They were really into [her role as] Gregoria in [the Disney Junior network show] “Vampirina.” But now, they’re a little older. My daughter’s like, “Well, you know, that’s a cool show for little kids.” Now they want to watch live action TV shows, which is when we’re like, “Nope.” Some of those kids [in those shows], they’re so bratty and just awful. I’m like, “If you start mimicking this behavior, you are going to be in so much trouble.” It’s like how “Peanuts” got me in trouble when I was a kid. They were awful kids.
Right now, they’re really excited about “UglyDolls.” They so want to see that. Especially my daughter. She loves music and singing, so if something comes out with a lot of music in it, she’s excited about it.
Susie Essman has said that, because of her character on “Curb Your Enthusiasm,” that instead of an autograph, people would ask her to yell at them for an iPhone video. Have you had similar requests from your time on “Curb,” or any other movie or TV roles?

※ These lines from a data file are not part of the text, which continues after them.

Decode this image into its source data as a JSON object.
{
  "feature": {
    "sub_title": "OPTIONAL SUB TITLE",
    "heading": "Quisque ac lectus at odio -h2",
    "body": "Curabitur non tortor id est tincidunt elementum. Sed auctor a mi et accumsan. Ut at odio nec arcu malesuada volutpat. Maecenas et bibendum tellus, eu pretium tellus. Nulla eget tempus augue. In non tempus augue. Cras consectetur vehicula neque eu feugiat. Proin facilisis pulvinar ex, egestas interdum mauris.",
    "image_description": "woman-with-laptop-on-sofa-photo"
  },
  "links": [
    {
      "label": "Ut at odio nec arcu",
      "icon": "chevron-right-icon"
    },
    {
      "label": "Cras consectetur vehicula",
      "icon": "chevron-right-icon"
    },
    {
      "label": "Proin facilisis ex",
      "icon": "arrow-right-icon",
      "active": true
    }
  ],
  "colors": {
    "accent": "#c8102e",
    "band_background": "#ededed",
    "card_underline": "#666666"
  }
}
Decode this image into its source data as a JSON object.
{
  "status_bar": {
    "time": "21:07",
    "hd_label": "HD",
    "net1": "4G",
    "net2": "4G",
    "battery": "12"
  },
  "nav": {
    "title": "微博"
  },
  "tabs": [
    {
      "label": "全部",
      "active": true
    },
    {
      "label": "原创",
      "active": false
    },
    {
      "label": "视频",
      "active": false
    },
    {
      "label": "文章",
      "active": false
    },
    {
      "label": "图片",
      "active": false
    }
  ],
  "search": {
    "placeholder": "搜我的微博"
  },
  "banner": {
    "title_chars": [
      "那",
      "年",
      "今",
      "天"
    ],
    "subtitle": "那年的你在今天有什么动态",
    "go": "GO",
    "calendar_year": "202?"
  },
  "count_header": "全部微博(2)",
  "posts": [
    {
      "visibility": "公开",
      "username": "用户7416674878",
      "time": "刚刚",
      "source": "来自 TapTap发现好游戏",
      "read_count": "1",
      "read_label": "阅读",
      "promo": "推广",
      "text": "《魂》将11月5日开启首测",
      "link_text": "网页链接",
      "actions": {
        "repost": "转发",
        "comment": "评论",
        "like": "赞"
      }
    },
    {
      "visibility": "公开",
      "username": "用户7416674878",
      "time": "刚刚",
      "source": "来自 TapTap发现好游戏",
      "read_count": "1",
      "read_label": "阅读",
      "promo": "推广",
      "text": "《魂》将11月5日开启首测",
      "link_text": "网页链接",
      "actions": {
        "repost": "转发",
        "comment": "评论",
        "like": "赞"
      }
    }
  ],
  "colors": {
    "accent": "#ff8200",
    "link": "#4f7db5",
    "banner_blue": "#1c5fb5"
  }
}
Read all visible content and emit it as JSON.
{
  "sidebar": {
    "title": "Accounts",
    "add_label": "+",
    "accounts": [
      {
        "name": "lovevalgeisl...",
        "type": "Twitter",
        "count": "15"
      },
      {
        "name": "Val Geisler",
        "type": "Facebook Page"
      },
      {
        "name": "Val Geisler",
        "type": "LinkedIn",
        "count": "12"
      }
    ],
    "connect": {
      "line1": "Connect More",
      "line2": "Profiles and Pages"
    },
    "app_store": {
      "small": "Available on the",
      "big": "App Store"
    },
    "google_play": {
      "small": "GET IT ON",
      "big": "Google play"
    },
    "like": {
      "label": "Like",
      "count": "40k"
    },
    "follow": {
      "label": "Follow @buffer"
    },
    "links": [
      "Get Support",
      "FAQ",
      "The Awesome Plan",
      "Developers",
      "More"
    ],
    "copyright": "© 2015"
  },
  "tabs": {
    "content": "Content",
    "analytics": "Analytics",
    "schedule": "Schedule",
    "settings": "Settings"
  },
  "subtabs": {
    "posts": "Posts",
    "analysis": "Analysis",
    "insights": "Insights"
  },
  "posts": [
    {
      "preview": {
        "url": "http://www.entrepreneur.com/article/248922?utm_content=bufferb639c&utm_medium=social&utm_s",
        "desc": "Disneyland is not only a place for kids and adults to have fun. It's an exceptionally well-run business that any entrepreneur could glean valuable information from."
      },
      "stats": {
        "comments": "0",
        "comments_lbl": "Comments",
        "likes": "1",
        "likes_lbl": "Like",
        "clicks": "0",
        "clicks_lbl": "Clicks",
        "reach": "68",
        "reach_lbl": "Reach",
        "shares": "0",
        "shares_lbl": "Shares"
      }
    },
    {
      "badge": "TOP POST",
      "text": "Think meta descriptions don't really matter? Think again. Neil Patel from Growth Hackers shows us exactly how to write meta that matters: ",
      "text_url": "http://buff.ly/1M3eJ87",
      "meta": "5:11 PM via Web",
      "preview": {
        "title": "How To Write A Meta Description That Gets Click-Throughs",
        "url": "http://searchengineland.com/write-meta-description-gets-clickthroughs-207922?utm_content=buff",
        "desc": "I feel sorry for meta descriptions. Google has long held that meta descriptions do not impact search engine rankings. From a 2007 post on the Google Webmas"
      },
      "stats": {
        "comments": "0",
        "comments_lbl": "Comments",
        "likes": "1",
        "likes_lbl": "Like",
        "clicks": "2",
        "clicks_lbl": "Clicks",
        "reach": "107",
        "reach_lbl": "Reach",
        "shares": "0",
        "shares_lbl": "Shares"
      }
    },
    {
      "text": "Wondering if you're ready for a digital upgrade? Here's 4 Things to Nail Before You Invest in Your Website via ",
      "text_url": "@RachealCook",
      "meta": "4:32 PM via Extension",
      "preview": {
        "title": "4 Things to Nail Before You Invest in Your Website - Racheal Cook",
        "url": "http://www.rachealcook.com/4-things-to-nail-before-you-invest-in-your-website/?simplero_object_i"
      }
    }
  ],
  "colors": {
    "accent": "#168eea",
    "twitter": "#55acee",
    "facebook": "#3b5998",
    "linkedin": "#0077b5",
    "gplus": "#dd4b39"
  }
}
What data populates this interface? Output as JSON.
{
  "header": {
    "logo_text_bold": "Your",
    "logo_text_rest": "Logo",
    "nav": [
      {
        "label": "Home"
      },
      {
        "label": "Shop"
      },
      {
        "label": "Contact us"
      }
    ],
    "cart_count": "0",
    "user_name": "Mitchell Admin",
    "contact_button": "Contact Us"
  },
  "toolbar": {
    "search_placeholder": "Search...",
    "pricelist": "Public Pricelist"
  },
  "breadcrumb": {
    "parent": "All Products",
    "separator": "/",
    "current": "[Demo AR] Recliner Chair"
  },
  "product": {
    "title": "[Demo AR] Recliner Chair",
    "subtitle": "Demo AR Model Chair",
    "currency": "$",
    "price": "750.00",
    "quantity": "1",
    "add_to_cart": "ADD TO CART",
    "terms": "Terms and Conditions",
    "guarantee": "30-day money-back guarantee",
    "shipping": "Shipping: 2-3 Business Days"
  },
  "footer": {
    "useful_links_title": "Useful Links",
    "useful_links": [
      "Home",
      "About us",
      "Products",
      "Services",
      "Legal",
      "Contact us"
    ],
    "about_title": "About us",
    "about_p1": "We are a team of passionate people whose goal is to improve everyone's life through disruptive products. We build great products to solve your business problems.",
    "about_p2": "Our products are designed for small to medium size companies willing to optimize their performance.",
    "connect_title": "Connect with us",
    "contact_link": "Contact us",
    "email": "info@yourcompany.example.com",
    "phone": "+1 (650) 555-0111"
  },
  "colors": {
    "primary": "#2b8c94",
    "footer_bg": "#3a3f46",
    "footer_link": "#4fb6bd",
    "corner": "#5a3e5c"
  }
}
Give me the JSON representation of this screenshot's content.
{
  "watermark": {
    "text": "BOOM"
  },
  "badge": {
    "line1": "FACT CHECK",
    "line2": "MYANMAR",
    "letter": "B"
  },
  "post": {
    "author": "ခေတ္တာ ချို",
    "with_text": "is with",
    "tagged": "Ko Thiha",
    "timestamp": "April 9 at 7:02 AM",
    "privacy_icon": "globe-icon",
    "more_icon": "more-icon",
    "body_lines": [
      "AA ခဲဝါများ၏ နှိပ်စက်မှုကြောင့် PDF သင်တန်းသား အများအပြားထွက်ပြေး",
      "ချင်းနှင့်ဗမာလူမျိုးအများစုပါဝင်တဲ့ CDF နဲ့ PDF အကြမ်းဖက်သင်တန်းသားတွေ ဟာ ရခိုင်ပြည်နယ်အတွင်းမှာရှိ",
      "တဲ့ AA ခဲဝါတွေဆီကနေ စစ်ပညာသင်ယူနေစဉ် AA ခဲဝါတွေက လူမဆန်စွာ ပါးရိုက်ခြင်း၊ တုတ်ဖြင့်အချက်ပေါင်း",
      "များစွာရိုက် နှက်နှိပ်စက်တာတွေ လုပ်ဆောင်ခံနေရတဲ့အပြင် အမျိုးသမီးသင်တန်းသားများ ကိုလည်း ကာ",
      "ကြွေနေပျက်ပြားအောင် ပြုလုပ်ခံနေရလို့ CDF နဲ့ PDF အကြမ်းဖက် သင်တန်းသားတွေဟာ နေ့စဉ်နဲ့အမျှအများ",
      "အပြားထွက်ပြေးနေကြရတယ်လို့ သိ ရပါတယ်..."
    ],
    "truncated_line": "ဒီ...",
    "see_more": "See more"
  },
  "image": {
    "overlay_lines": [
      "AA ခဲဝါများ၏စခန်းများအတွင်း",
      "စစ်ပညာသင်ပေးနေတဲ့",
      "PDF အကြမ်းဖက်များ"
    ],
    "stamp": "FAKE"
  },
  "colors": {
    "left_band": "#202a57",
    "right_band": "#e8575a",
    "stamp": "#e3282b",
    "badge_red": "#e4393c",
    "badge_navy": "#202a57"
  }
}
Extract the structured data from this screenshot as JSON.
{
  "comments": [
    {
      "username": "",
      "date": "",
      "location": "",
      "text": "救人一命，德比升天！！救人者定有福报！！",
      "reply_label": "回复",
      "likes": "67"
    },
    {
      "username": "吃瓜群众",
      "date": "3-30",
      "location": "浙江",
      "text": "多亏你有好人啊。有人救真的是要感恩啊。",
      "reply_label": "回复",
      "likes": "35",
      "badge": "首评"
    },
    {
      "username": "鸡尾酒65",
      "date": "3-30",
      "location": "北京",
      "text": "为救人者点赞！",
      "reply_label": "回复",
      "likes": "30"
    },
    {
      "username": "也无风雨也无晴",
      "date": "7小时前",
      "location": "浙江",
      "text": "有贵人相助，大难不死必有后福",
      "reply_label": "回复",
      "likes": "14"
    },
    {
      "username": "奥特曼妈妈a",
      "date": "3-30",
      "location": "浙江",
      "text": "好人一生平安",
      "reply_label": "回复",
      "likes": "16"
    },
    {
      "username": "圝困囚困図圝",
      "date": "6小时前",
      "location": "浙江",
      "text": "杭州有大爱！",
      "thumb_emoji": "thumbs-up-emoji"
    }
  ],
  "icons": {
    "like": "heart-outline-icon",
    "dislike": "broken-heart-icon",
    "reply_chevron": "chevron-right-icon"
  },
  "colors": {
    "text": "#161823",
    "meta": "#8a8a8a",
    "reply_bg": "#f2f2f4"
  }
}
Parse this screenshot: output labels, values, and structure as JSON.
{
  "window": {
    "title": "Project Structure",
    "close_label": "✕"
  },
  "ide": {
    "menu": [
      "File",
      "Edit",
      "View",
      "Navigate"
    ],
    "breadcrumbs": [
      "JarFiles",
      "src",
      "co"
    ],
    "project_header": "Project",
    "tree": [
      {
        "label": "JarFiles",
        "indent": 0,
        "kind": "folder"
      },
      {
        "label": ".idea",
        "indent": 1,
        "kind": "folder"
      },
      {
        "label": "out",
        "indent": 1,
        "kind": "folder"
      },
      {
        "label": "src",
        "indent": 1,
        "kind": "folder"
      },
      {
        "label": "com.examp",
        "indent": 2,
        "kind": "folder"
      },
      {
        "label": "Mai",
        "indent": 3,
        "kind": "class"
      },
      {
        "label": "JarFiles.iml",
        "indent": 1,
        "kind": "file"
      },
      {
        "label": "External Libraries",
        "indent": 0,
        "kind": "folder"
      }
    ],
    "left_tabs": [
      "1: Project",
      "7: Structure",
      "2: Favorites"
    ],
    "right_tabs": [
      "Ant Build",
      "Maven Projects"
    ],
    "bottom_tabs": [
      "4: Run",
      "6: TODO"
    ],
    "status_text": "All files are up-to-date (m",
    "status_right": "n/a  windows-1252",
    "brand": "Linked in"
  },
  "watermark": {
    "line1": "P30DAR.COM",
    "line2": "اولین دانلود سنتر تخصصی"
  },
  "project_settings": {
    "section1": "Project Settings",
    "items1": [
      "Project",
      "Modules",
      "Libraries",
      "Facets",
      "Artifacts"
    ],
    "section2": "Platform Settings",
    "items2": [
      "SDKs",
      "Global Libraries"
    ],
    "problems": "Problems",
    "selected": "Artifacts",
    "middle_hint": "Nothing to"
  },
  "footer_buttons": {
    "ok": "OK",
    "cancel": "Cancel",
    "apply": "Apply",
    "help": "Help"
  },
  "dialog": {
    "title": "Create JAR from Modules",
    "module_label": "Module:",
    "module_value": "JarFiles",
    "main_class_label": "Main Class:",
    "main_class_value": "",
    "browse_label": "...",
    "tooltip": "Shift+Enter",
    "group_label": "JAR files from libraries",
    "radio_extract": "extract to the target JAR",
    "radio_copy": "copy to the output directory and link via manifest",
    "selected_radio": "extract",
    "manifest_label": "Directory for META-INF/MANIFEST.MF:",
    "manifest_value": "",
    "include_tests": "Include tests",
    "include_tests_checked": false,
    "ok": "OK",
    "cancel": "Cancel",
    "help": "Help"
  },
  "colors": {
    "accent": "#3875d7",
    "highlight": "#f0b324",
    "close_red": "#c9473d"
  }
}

Oh, yeah. Not recently, which I’m so grateful for. When I was on “Curb,” I got that a lot. People would just come up to me and say, “Hey, curse me out!” Or, “Hey, can you yell at me?” Or, “Yell at me like you yell at Larry [David, “Curb” creator].” I’m like, “No, I’m not a crazy woman. What’s wrong with you?” And then I end up yelling at them by getting mad because they asked me to yell at them.
You were awarded GLAAD’s Stephen F. Kolzak Award in 2010, given to media professionals who promote equality. What do you and your wife do to raise your children with a sense of activism?
We really don’t have to do anything. We’re just living our lives. They don’t feel like they’re different. They’re like, “We have two moms, and my friend might have a mom and a dad.” It’s just normal for them, which is what you want them to feel, you know? You don’t want them to feel that something’s wrong. This is just how our family is made up.
You were Emmy-nominated twice for your recurring role in “Black-ish,” known for its head-on approach to the issues that the country grapples with. In the episodes you’ve been in, are there any in which the issues discussed particularly resonated with you?
Definitely that episode, “Lemons” [which aired in January 2017 and dealt with the aftermath of the 2016 presidential election]. That was really so well-written and an important episode. I was just really honored to be involved with the show. Anthony Anderson’s speech—that one got me. And he performed it so well.
What can fans expect when you come to South Florida for your show at the Hard Rock?
Oh, man, I’m going to have so much fun on stage. I’ve been touring, touring, getting this hour together. Now that the hour is already in the can, I’m just having a blast performing. There’s a lot of stuff that didn’t make it into the special. … It’s so much fun being on stage, knowing that what I have is just fire—and also getting to throw in all the other stuff that I didn’t get to do on the special.
When: May 9, 8 p.m.
Where: Hard Rock Event Center, 1 Seminole Way, Hollywood
What: The actress and comedian riffs on family, culture and politics in her “Oh Well” stand-up tour.
Tickets: Priced at $35, $50 and $65 (excluding service charges); ticketmaster.com